Bitter Knowledge of Morning

Today I woke up to discover that I still have the growth between my legs. I think some part of my psyche is still shocked to discover the scrotum and penis there every morning, a useless stranger that just won’t go away. My genitals are so useless to me now. I struggle to think of some way that I can get surgery to correct the problem. I still don’t have the money. How can I get insurance that will cover it? I still don’t know. It depresses me, piles my body dread ever higher. Except for down there, everything else feels like it is where it should be physically.
I think part of me must still want to have kids, because every time a woman I know says she wants to get pregnant soon I have to bite my tongue to not offer my services as a sperm donor. I doubt I would have the patience to stop taking estrogen long enough to ressurect sperm production. I am too happy with the results to want to go back to hairy muscular stinky body of manhood. Even if I did, I have my doubts that my sperm production would even be adequate, never having gotten anyone pregnant in the past sleeping with women.
So now I must spend my day searching for employment so that I can continue to try to save for surgery. I don’t know if or when the day will ever come. In the meantime I will try to ignore the shame between my legs until it is time to wake again.

Gender: an identity?

Gender: an identity?

I have noticed my gender identity didn’t really fit with my societal norms around puberty. This was a point where, instead of people saying,
“who’s that fat kid over there,” ey would say:
“Is that a girl or a boy?”
Later, they mostly just assumed whatever they wanted.

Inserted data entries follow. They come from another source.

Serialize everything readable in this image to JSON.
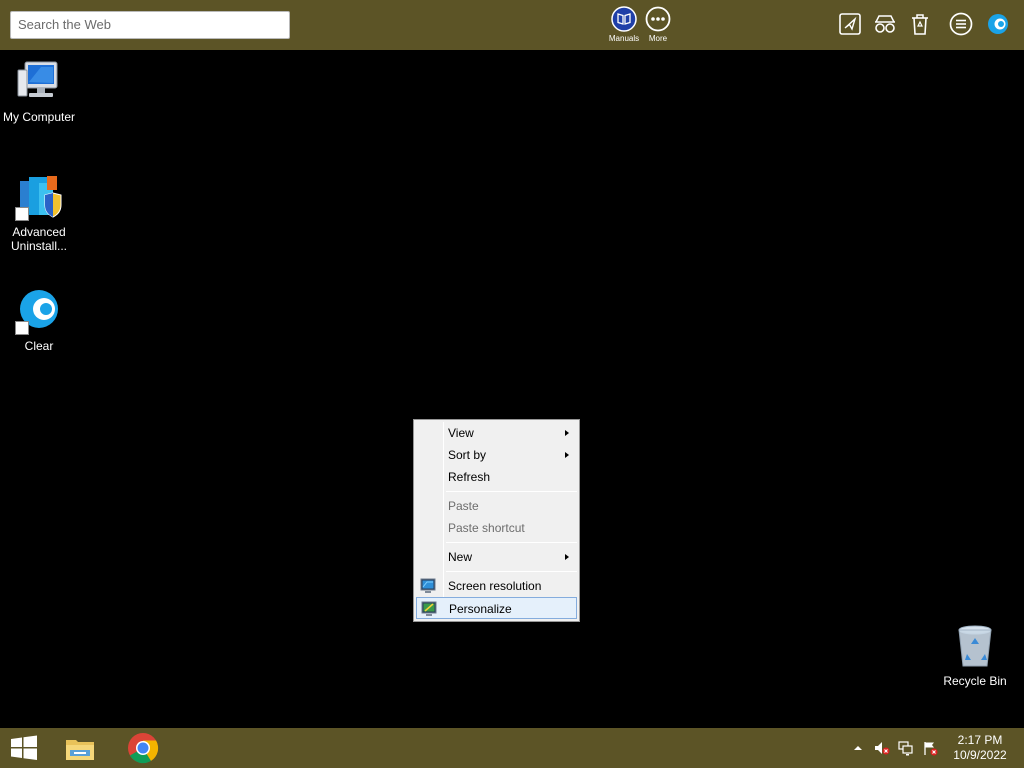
{
  "toolbar": {
    "search_placeholder": "Search the Web",
    "manuals_label": "Manuals",
    "more_label": "More",
    "right_icons": [
      "send-icon",
      "glasses-icon",
      "trash-icon",
      "menu-icon",
      "app-logo-icon"
    ]
  },
  "desktop": {
    "icons": [
      {
        "label": "My Computer",
        "icon": "computer-icon"
      },
      {
        "label": "Advanced Uninstall...",
        "line1": "Advanced",
        "line2": "Uninstall...",
        "icon": "uninstaller-icon"
      },
      {
        "label": "Clear",
        "icon": "clear-icon"
      },
      {
        "label": "Recycle Bin",
        "icon": "recycle-bin-icon"
      }
    ]
  },
  "context_menu": {
    "items": [
      {
        "label": "View",
        "submenu": true,
        "enabled": true,
        "icon": ""
      },
      {
        "label": "Sort by",
        "submenu": true,
        "enabled": true,
        "icon": ""
      },
      {
        "label": "Refresh",
        "submenu": false,
        "enabled": true,
        "icon": ""
      },
      {
        "label": "Paste",
        "submenu": false,
        "enabled": false,
        "icon": ""
      },
      {
        "label": "Paste shortcut",
        "submenu": false,
        "enabled": false,
        "icon": ""
      },
      {
        "label": "New",
        "submenu": true,
        "enabled": true,
        "icon": ""
      },
      {
        "label": "Screen resolution",
        "submenu": false,
        "enabled": true,
        "icon": "screen-resolution-icon"
      },
      {
        "label": "Personalize",
        "submenu": false,
        "enabled": true,
        "highlighted": true,
        "icon": "personalize-icon"
      }
    ]
  },
  "taskbar": {
    "apps": [
      "windows-start-icon",
      "file-explorer-icon",
      "chrome-icon"
    ],
    "tray_icons": [
      "show-hidden-icons-chevron",
      "volume-muted-icon",
      "network-icon",
      "action-center-flag-icon"
    ],
    "time": "2:17 PM",
    "date": "10/9/2022"
  },
  "colors": {
    "bar_background": "#5c5426",
    "desktop_background": "#000000",
    "menu_highlight": "#e5f0fb",
    "menu_highlight_border": "#84acdd",
    "accent_blue": "#1a5fc7"
  }
}
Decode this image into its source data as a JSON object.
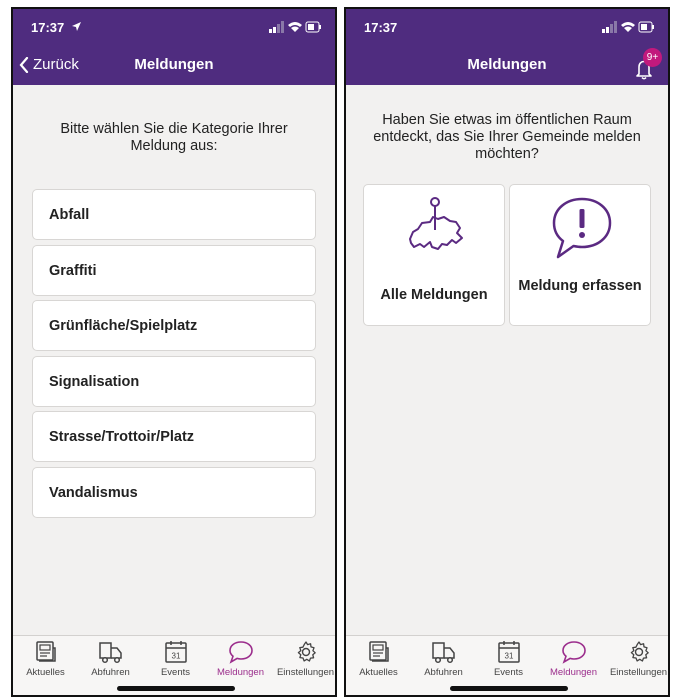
{
  "left_screen": {
    "status": {
      "time": "17:37"
    },
    "nav": {
      "back_label": "Zurück",
      "title": "Meldungen"
    },
    "prompt": "Bitte wählen Sie die Kategorie Ihrer Meldung aus:",
    "categories": [
      "Abfall",
      "Graffiti",
      "Grünfläche/Spielplatz",
      "Signalisation",
      "Strasse/Trottoir/Platz",
      "Vandalismus"
    ]
  },
  "right_screen": {
    "status": {
      "time": "17:37"
    },
    "nav": {
      "title": "Meldungen",
      "notification_badge": "9+"
    },
    "prompt": "Haben Sie etwas im öffentlichen Raum entdeckt, das Sie Ihrer Gemeinde melden möchten?",
    "tiles": [
      {
        "label": "Alle Meldungen",
        "icon": "switzerland-map-pin-icon"
      },
      {
        "label": "Meldung erfassen",
        "icon": "speech-bubble-exclamation-icon"
      }
    ]
  },
  "tabs": [
    {
      "label": "Aktuelles",
      "icon": "news-icon"
    },
    {
      "label": "Abfuhren",
      "icon": "truck-icon"
    },
    {
      "label": "Events",
      "icon": "calendar-icon",
      "day": "31"
    },
    {
      "label": "Meldungen",
      "icon": "speech-bubble-icon"
    },
    {
      "label": "Einstellungen",
      "icon": "gear-icon"
    }
  ],
  "active_tab": "Meldungen",
  "colors": {
    "header": "#4f2c7f",
    "accent": "#9b2d8c",
    "badge": "#c2197d",
    "background": "#f2f1f0"
  }
}
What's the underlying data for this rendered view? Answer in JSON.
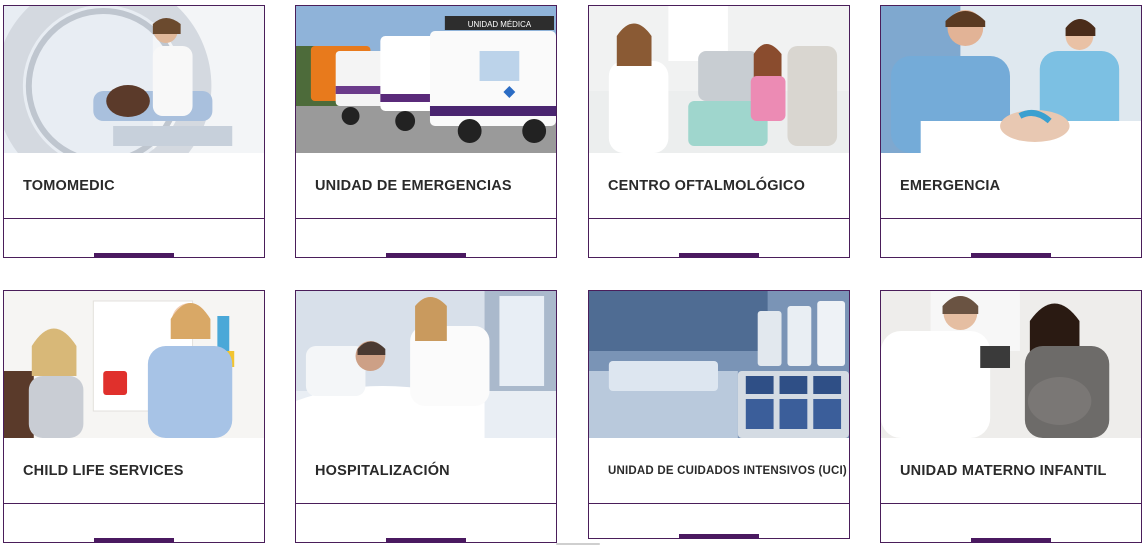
{
  "services": [
    {
      "name": "TOMOMEDIC",
      "image": "ct-scanner-photo",
      "icon": "ct-scanner-icon"
    },
    {
      "name": "UNIDAD DE EMERGENCIAS",
      "image": "ambulances-photo",
      "icon": "ambulance-icon"
    },
    {
      "name": "CENTRO OFTALMOLÓGICO",
      "image": "eye-exam-photo",
      "icon": "eye-exam-icon"
    },
    {
      "name": "EMERGENCIA",
      "image": "emergency-care-photo",
      "icon": "emergency-icon"
    },
    {
      "name": "CHILD LIFE SERVICES",
      "image": "child-play-photo",
      "icon": "child-icon"
    },
    {
      "name": "HOSPITALIZACIÓN",
      "image": "hospital-bed-photo",
      "icon": "hospital-bed-icon"
    },
    {
      "name": "UNIDAD DE CUIDADOS INTENSIVOS (UCI)",
      "image": "icu-monitors-photo",
      "icon": "icu-monitor-icon"
    },
    {
      "name": "UNIDAD MATERNO INFANTIL",
      "image": "maternity-photo",
      "icon": "maternity-icon"
    }
  ],
  "ambulance_text": "UNIDAD MÉDICA",
  "colors": {
    "accent": "#4a1960",
    "border": "#4a1e5a",
    "title": "#2a2a2a"
  }
}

I was given an androgynous name at birth. By this trait, when I changed high schools in freshman year my peers at my new school were at odds with how to appraise my gender. I wound up making the most lasting friendships with others that in some way were not easily categorizable, or others that were interested in me because I peaked eir curiosity.

As a child, many of the toys I like were “construction” oriented. Construction type toys such as blocks are given to be categorized as male in our society, and as such were consider gender appropriate to my assigned sex of male. I also had an inordinate fondness for stuffed animal toys as a child, and played with an Israeli girl whose father shared an interest in chess with my father. When we would play together, it was only following the taunts of other children that I ever considered that my gender expression was anything other than normal.

I began to deeply examine gender and its component parts during a period of time transitioning from living as a male to living as a female. Reading the book “Whipping Girl” by Julia Serrano it became clear to me through her biological analytical perspective that each discrete trait could be assigned a gender, and that gender was arbitrary from society to society. I concurrently read “Gender Outlaw” by Kate Bornstein, which suggested one use what ever gender best suited the needs of the moment, to oversimplify it.
Every trait that could be defined, and when assigned to every society there is, shows no trait is patently female or male.
Therefor, while my gender may not conform exactly to the society in which I live or any other society, it is my unique identity. My traits are just my traits, and they do not derive from gender. My gender is just a tool for people to try and define me so that they make presume many modes of interaction and aspects of character; it is for convenience of thought only and should not be used as a true description. Gender may suggest typical commonalities, but gender cannot define that person.